One NAM initiative, to which great importance is attached, resulted in the International Court of Justice's unanimous July 1996 declaration that there is an international obligation to pursue in good faith and bring to a conclusion negotiations leading to comprehensive nuclear disarmament under strict and effective international control. India was one of the countries that appealed to the ICJ on this issue. No other nuclear weapons state has supported this judgment in fact, they all have decried it. India has been and will continue to be in the forefront of the calls for opening negotiations for a nuclear weapons convention. This challenge should be confronted with the same vigor that has dealt with the scourges of biological and chemical weapons. In keeping with its commitment to comprehensive, universal and nondiscriminatory approaches to disarmament, India is an original party to the conventions against both. In recent years, in keeping with these new challenges, India has actively promoted regional cooperation - in the South Asian Association for Regional Cooperation, in the Indian Ocean Rim Association for Regional Cooperation, and as a member of the Association of Southeast Asian Nations Regional Forum. This engagement will continue. The policies of economic liberalization introduced in recent years have increased India 's regional and global linkages, and India shall deepen and strengthen these ties . . .



After the tests, India stated that it will henceforth observe a voluntary moratorium and refrain from conducting underground nuclear test explosions. It has also indicated a willingness to move toward a de jure formalization of this declaration. The basic obligation of the CTBT is thus met: to undertake no more nuclear tests. Since India already subscribes to the substance of     the test ban treaty, all that remains is its actual signature.



India has also expressed readiness to participate in negotiations in the Conference on Disarmament in Geneva on the fissile material cut-off treaty. The basic objective of this pact is to prohibit future production of fissile materials for use in nuclear weapons. India 's approach in these negotiations will be to ensure that this treaty is universal, nondiscriminatory, and backed by an effective verification mechanism. That same constructive approach will underlie India 's dialogue with countries that need to be persuaded of India 's serious intent. The challenge to Indian statecraft remains to reconcile India 's security imperatives with valid international concerns regarding nuclear weapons.



Let the world move toward finding more realistic solutions and evolving a universal security paradigm for the entire globe Since nuclear weapons are not really usable paradoxically, the dilemma lies, paradoxically, in their continuing deterrent value.



This paradox further deepens the concern of statesman.
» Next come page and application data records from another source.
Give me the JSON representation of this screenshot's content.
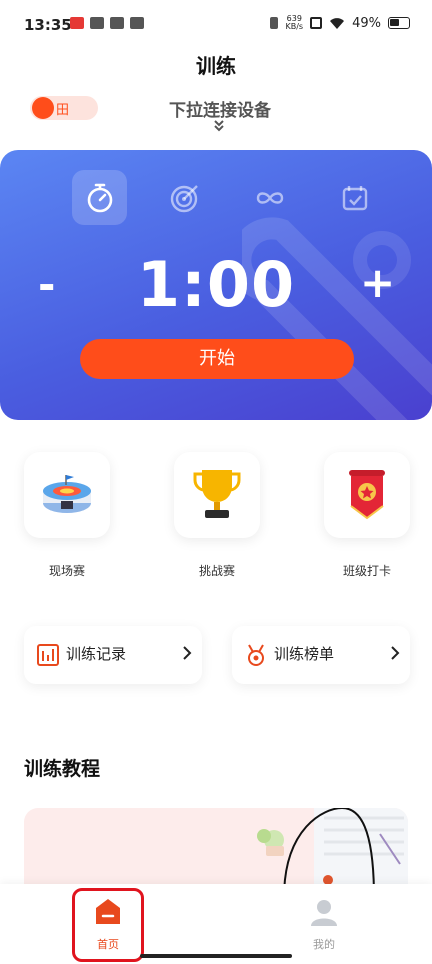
{
  "status_bar": {
    "time": "13:35",
    "net_speed_value": "639",
    "net_speed_unit": "KB/s",
    "battery": "49%"
  },
  "header": {
    "title": "训练",
    "toggle_label": "田",
    "pull_hint": "下拉连接设备"
  },
  "timer_card": {
    "modes": [
      {
        "icon": "stopwatch-icon",
        "active": true
      },
      {
        "icon": "target-icon",
        "active": false
      },
      {
        "icon": "infinity-icon",
        "active": false
      },
      {
        "icon": "calendar-check-icon",
        "active": false
      }
    ],
    "minus_label": "-",
    "plus_label": "+",
    "time": "1:00",
    "start_label": "开始",
    "accent": "#ff4d1a",
    "gradient": [
      "#5b86f3",
      "#4a40cf"
    ]
  },
  "features": [
    {
      "label": "现场赛",
      "icon": "stadium-icon"
    },
    {
      "label": "挑战赛",
      "icon": "trophy-icon"
    },
    {
      "label": "班级打卡",
      "icon": "pennant-badge-icon"
    }
  ],
  "entries": [
    {
      "label": "训练记录",
      "icon": "bar-chart-icon"
    },
    {
      "label": "训练榜单",
      "icon": "medal-icon"
    }
  ],
  "tutorials": {
    "title": "训练教程"
  },
  "bottom_nav": [
    {
      "label": "首页",
      "icon": "home-icon",
      "active": true
    },
    {
      "label": "我的",
      "icon": "user-icon",
      "active": false
    }
  ]
}
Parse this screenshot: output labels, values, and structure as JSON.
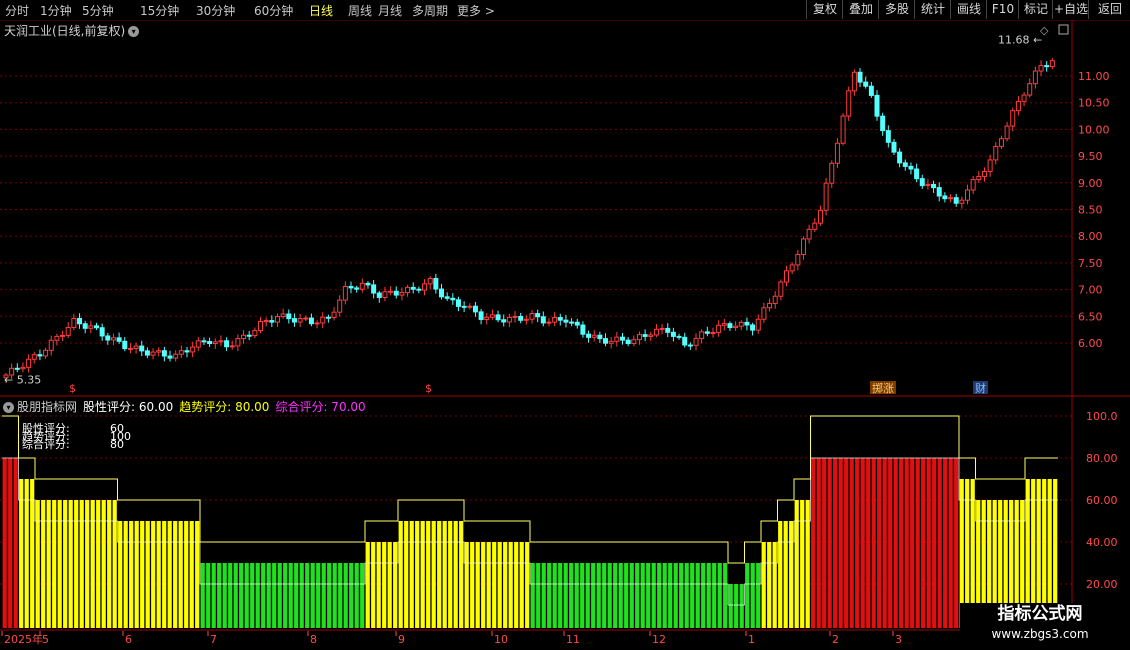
{
  "toolbar": {
    "timeframes": [
      "分时",
      "1分钟",
      "5分钟",
      "15分钟",
      "30分钟",
      "60分钟",
      "日线",
      "周线",
      "月线",
      "多周期",
      "更多 >"
    ],
    "active_index": 6,
    "right_buttons": [
      "复权",
      "叠加",
      "多股",
      "统计",
      "画线",
      "F10",
      "+自选",
      "返回"
    ],
    "mark_label": "标记"
  },
  "main_chart": {
    "title": "天润工业(日线,前复权)",
    "price_axis": [
      "11.00",
      "10.50",
      "10.00",
      "9.50",
      "9.00",
      "8.50",
      "8.00",
      "7.50",
      "7.00",
      "6.50",
      "6.00"
    ],
    "high_label": "11.68",
    "low_label": "5.35",
    "markers": [
      "$",
      "$",
      "掷涨",
      "财"
    ]
  },
  "indicator": {
    "title": "股朋指标网",
    "stock_score": "股性评分: 60.00",
    "trend_score": "趋势评分: 80.00",
    "combined_score": "综合评分: 70.00",
    "table_labels": [
      "股性评分:",
      "趋势评分:",
      "综合评分:"
    ],
    "table_values": [
      "60",
      "100",
      "80"
    ],
    "axis": [
      "100.0",
      "80.00",
      "60.00",
      "40.00",
      "20.00"
    ]
  },
  "date_axis": [
    "2025年",
    "5",
    "6",
    "7",
    "8",
    "9",
    "10",
    "11",
    "12",
    "1",
    "2",
    "3"
  ],
  "watermark": {
    "line1": "指标公式网",
    "line2": "www.zbgs3.com"
  },
  "colors": {
    "up": "#ff3c3c",
    "down": "#54ffff",
    "yellow": "#ffff00",
    "green": "#20e020",
    "red": "#e01010",
    "magenta": "#ff00ff",
    "grid": "#7a0000"
  },
  "chart_data": [
    {
      "type": "candlestick",
      "title": "天润工业(日线,前复权)",
      "ylim": [
        5.2,
        11.9
      ],
      "x": [
        "2025年",
        "5",
        "6",
        "7",
        "8",
        "9",
        "10",
        "11",
        "12",
        "1",
        "2",
        "3"
      ],
      "close": [
        5.4,
        5.6,
        5.8,
        6.1,
        6.4,
        6.3,
        6.1,
        5.95,
        5.85,
        5.8,
        5.75,
        5.95,
        6.05,
        5.95,
        6.1,
        6.35,
        6.5,
        6.45,
        6.4,
        6.45,
        7.0,
        7.1,
        6.9,
        6.95,
        7.0,
        7.15,
        6.8,
        6.7,
        6.5,
        6.45,
        6.45,
        6.5,
        6.4,
        6.45,
        6.2,
        6.05,
        6.05,
        6.05,
        6.2,
        6.25,
        5.95,
        6.15,
        6.3,
        6.35,
        6.3,
        6.75,
        7.3,
        7.9,
        8.5,
        9.8,
        11.1,
        10.6,
        9.7,
        9.3,
        9.0,
        8.8,
        8.6,
        9.0,
        9.4,
        10.1,
        10.7,
        11.2,
        11.3
      ]
    },
    {
      "type": "bar",
      "title": "股朋指标网",
      "ylim": [
        0,
        105
      ],
      "values": [
        80,
        70,
        60,
        60,
        60,
        60,
        60,
        50,
        50,
        50,
        50,
        50,
        30,
        30,
        30,
        30,
        30,
        30,
        30,
        30,
        30,
        30,
        40,
        40,
        50,
        50,
        50,
        50,
        40,
        40,
        40,
        40,
        30,
        30,
        30,
        30,
        30,
        30,
        30,
        30,
        30,
        30,
        30,
        30,
        20,
        30,
        40,
        50,
        60,
        80,
        80,
        80,
        80,
        80,
        80,
        80,
        80,
        80,
        70,
        60,
        60,
        60,
        70,
        70
      ]
    }
  ]
}
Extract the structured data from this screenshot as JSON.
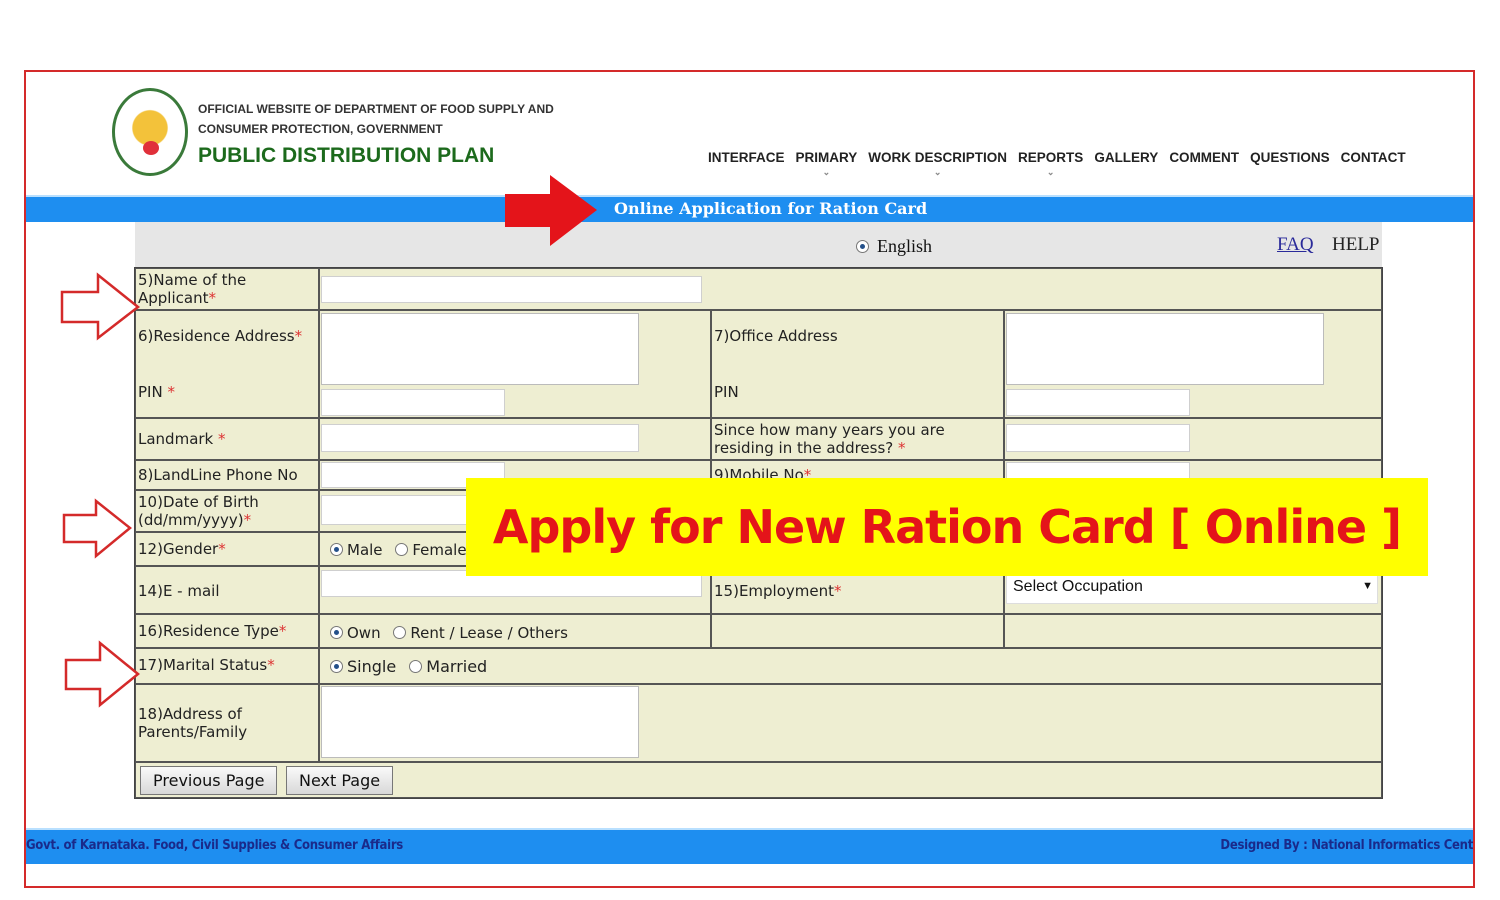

How are they to employ state power in the service of national security and simultaneously address international concerns? How can they help the world create an order that promises a peaceful present and an orderly future. How are they to reconcile the fact that nuclear weapons have a deterrent value with the objective global reality that some countries have this value and others do not. How can a lasting balance be founded? While humanity is indivisible, national security interests, as expressions of sovereignty, are not. What India did in May was to assert that that it is impossible to have two standards for national security - one based on nuclear deterrence and the other outside of it.



The end of the Cold War did not result in the end of history. The great thaw that began in the late 1980s only melted down the ancient animosities of Europe . We have not entered a unipolar order. India still lives in a rough neighborhood. It would be a great error to assume that simply advocating the new manner of globalisation and the market makes national security subservient to global trade. The 21st century will not be the century of trade. The world still has to address the unfinished agenda of the centuries.